Firefighters wear “structure gloves” to protect their hands. However, the structure gloves on the market today aren’t designed for the precision movements that first responders must perform, the U.S. Department of Homeland Security says.
“Firefighters have been using bulky leather structure gloves for many years,” says Greg Price, director of Responder Technologies, a division within Homeland Security’s Science and Technology Directorate. “The new tools firefighters use in the field enhance their mission, but the gloves haven’t updated with the technology.”
Price and his colleagues are seeking to change that. Price is overseeing the development of an improved, less bulky structure glove “merging the needs of firefighters with available technology and improved materials,” Homeland Security says.

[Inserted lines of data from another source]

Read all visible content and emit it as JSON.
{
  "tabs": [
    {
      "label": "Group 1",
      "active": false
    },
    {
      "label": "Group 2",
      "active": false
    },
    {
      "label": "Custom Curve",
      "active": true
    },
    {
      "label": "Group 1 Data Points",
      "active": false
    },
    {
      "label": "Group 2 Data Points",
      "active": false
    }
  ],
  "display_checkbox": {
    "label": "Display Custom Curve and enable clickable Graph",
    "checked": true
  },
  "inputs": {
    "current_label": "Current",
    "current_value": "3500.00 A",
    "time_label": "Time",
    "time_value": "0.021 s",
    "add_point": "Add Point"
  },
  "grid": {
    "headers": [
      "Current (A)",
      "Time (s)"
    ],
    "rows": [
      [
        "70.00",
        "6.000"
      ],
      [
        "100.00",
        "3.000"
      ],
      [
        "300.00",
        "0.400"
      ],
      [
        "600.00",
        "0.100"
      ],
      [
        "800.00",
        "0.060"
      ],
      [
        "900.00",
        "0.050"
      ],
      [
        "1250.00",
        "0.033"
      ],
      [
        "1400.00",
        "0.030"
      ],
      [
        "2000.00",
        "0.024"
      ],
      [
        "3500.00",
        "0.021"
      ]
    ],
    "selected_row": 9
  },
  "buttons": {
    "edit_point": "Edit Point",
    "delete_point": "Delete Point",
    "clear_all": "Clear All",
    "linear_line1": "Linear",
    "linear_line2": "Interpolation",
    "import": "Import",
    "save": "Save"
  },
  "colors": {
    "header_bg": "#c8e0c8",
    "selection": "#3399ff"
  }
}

Developed in partnership with NanoSonic and Shelby Specialty Gloves, the department says its improved structure firefighting glove is a combination of traditional materials and NanoSonic’s HybridShield insulated materials that are water-repellent as well as heat- and puncture-resistant.
Homeland Security’s Science and Technology Directorate asked Germantown, Tenn.-based Shelby Specialty Gloves to take the glove one step further. Homeland Security asserts that the resulting product is “a lightweight, improved-form and better-fitting structure glove.”
The project underwent multiple stages of research and testing to ensure that the selected materials were durable enough to handle field conditions. In 2012, Homeland Security shipped glove prototypes to multiple fire departments for testing. Each iteration incorporated improvements based on firefighters’ feedback.
The current version of the glove was assessed in 2013, and evaluated against five categories: ease of donning and doffing; proper fit; puncture resistance; dexterity; and thermal protection and heat dissipation.
The improved structure glove received glowing reviews, according to Homeland Security.
“The enhanced fit allows firefighters to perform even the most delicate of tasks, such as inserting a key into a lock,” Homeland Security says. “Firefighters noted heat resistance, don-and-doff ability and overall comfort and flexibility as key improvements in the improved structure glove.”
The final round of testing is underway. The department says it expects the glove to meet current National Fire Protection Association (NFPA) standards.
“If we stay on our current schedule, we hope to have the gloves NFPA-certified and available for commercial purchase by third-quarter 2014,” Price says.